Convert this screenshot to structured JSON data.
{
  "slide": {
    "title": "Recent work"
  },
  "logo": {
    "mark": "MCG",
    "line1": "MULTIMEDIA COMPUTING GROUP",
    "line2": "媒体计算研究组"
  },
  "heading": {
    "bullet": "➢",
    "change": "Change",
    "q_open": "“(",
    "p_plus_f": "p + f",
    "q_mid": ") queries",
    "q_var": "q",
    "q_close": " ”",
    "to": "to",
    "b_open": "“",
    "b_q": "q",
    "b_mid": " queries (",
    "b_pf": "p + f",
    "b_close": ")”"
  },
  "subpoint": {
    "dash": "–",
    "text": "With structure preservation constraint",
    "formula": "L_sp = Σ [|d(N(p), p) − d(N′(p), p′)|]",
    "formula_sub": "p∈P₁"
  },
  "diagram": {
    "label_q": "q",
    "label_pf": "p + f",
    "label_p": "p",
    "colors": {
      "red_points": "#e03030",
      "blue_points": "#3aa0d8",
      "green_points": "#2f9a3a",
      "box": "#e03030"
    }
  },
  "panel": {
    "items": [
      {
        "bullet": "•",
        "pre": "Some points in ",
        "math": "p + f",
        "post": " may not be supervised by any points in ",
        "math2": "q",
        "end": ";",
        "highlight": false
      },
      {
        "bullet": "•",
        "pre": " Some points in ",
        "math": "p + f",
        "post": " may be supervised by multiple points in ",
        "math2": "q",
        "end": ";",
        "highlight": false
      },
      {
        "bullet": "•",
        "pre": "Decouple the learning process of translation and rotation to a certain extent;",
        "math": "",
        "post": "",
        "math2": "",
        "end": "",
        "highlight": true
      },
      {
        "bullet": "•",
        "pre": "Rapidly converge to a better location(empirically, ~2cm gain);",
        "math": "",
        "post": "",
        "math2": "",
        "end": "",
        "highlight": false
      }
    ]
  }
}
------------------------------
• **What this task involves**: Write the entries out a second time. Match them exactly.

• **Written response**:
Convert this screenshot to structured JSON data.
{
  "slide": {
    "title": "Recent work"
  },
  "logo": {
    "mark": "MCG",
    "line1": "MULTIMEDIA COMPUTING GROUP",
    "line2": "媒体计算研究组"
  },
  "heading": {
    "bullet": "➢",
    "change": "Change",
    "q_open": "“(",
    "p_plus_f": "p + f",
    "q_mid": ") queries",
    "q_var": "q",
    "q_close": " ”",
    "to": "to",
    "b_open": "“",
    "b_q": "q",
    "b_mid": " queries (",
    "b_pf": "p + f",
    "b_close": ")”"
  },
  "subpoint": {
    "dash": "–",
    "text": "With structure preservation constraint",
    "formula": "L_sp = Σ [|d(N(p), p) − d(N′(p), p′)|]",
    "formula_sub": "p∈P₁"
  },
  "diagram": {
    "label_q": "q",
    "label_pf": "p + f",
    "label_p": "p",
    "colors": {
      "red_points": "#e03030",
      "blue_points": "#3aa0d8",
      "green_points": "#2f9a3a",
      "box": "#e03030"
    }
  },
  "panel": {
    "items": [
      {
        "bullet": "•",
        "pre": "Some points in ",
        "math": "p + f",
        "post": " may not be supervised by any points in ",
        "math2": "q",
        "end": ";",
        "highlight": false
      },
      {
        "bullet": "•",
        "pre": " Some points in ",
        "math": "p + f",
        "post": " may be supervised by multiple points in ",
        "math2": "q",
        "end": ";",
        "highlight": false
      },
      {
        "bullet": "•",
        "pre": "Decouple the learning process of translation and rotation to a certain extent;",
        "math": "",
        "post": "",
        "math2": "",
        "end": "",
        "highlight": true
      },
      {
        "bullet": "•",
        "pre": "Rapidly converge to a better location(empirically, ~2cm gain);",
        "math": "",
        "post": "",
        "math2": "",
        "end": "",
        "highlight": false
      }
    ]
  }
}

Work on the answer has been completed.